Deputy chair Karen Chester had previously confirmed to Parliament that she hoped to be considered as the next ASIC chair. She will remain co-deputy chair, working alongside Court.
Court has been an ACCC commissioner since May 2008, reappointed for her third term in 2018.
ACCC chair Rod Sims commented on Court's appointment at ASIC, saying: "ASIC's gain is very much our loss."
Court steps into the deputy chair position left by Daniel Crennan, who resigned amid the regulators expenses scandal. He was found to have exceeded his salary cap and to have been incorrectly paid relocation and housing expenses.
Crennan repaid approximately $70,000 to the Commonwealth upon his departure.

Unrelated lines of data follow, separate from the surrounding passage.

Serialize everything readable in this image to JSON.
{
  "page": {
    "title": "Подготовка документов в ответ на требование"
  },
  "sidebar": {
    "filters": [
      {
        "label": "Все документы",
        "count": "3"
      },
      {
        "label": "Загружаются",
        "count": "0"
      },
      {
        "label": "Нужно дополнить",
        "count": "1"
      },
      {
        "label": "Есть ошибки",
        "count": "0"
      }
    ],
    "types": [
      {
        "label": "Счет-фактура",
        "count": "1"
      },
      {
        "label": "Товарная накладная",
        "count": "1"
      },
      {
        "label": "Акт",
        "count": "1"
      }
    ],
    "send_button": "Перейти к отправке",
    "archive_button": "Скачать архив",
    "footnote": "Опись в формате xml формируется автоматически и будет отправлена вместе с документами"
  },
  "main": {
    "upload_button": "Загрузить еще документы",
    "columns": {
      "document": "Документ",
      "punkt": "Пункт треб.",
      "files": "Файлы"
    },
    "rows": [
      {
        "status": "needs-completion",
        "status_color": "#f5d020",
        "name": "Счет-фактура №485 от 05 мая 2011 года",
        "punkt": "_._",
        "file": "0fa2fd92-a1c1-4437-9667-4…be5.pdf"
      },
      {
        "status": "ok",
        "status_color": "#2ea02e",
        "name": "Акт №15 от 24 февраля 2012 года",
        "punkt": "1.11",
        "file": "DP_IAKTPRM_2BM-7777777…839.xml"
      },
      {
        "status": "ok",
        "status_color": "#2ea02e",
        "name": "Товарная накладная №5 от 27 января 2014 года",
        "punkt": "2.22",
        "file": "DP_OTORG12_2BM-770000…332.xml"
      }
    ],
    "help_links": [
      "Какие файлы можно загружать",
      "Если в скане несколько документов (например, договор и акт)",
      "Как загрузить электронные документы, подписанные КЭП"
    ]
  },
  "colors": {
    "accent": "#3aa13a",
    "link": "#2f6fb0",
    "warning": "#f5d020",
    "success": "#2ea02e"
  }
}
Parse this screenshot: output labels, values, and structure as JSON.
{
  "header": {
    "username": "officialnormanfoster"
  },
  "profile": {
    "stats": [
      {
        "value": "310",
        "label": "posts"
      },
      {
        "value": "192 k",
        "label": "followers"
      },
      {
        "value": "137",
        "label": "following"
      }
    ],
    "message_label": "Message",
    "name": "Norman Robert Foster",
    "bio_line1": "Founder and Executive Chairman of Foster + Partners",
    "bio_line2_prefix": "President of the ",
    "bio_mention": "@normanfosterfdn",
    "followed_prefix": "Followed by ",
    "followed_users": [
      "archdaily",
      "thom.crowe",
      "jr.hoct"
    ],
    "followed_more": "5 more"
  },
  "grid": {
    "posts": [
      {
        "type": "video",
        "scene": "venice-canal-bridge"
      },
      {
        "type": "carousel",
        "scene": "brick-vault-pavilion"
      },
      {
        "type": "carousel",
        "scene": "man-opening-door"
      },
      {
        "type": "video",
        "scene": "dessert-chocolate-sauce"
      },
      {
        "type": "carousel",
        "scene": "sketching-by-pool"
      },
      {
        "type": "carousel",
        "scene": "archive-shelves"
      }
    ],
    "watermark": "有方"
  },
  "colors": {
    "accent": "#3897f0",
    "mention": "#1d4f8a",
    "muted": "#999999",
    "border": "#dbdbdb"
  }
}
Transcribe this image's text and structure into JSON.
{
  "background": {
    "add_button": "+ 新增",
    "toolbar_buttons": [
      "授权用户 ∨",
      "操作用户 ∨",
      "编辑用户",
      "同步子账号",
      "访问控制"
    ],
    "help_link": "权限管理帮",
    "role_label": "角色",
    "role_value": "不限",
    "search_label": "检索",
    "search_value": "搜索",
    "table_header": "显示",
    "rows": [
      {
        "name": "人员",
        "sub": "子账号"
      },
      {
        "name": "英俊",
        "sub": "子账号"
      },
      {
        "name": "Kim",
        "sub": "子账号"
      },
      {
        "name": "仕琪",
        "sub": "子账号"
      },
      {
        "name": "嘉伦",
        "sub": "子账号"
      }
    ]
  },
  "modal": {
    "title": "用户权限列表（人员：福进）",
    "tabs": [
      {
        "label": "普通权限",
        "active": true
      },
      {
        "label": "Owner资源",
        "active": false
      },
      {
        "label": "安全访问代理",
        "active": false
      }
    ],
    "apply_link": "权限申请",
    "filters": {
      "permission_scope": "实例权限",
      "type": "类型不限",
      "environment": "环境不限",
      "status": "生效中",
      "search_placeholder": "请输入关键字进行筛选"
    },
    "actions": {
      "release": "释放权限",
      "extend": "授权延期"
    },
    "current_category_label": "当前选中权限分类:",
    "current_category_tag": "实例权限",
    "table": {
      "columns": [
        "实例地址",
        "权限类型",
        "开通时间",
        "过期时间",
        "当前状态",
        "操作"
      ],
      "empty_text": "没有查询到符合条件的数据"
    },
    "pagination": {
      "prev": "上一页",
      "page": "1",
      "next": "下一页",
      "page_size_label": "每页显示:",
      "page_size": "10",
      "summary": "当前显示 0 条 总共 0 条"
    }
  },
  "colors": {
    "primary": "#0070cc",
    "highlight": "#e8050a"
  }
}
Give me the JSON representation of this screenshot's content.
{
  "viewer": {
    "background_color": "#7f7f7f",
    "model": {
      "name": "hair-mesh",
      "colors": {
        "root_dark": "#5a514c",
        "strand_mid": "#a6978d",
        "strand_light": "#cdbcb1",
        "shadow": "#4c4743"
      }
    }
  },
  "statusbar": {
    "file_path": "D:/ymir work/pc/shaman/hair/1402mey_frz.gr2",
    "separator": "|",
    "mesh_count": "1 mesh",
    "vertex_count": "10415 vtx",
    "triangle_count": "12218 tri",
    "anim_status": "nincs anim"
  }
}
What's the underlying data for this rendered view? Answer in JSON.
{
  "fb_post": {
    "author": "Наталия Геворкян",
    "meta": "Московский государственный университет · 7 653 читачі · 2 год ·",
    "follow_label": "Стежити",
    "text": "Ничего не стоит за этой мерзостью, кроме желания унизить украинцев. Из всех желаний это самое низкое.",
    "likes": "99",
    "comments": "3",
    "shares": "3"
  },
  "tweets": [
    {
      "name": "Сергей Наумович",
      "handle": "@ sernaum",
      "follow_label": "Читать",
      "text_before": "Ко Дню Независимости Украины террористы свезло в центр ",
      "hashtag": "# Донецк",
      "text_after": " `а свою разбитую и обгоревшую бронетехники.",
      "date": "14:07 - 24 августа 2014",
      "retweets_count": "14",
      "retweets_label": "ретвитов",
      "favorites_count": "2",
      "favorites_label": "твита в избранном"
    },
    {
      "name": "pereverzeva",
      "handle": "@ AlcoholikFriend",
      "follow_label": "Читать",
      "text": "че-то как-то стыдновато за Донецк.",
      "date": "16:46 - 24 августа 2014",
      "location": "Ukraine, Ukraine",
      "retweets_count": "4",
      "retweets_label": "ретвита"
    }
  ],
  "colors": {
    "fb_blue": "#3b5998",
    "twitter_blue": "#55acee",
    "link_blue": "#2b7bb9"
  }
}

Shipton was paid $855,364 in total remuneration, according to papers tabled in the Senate. The maximum cap on the total annual remuneration for the ASIC chair was set at $775,910, according to the Remuneration Tribunal (Remuneration and Allowances for Holders of Full-time Public Office) Determination 2019 made under subsections 7(3) and (4) of the Remuneration Tribunal Act 1973.
This means Shipton's pay may have overshot the cap by $79,454.
Shipton went on a leave of absence in October 2020 until the findings of a review into his salary were announced in January 2021, when he announced he would depart ASIC.
In a statement, Treasurer Josh Frydenberg thanked Shipton for his contribution.
"Mr Shipton has shown great commitment and dedication to ASIC during his three years as chair and I thank him for his service. I look forward to his continued assistance during the transition and wish him all the best in his future endeavours," Frydenberg said.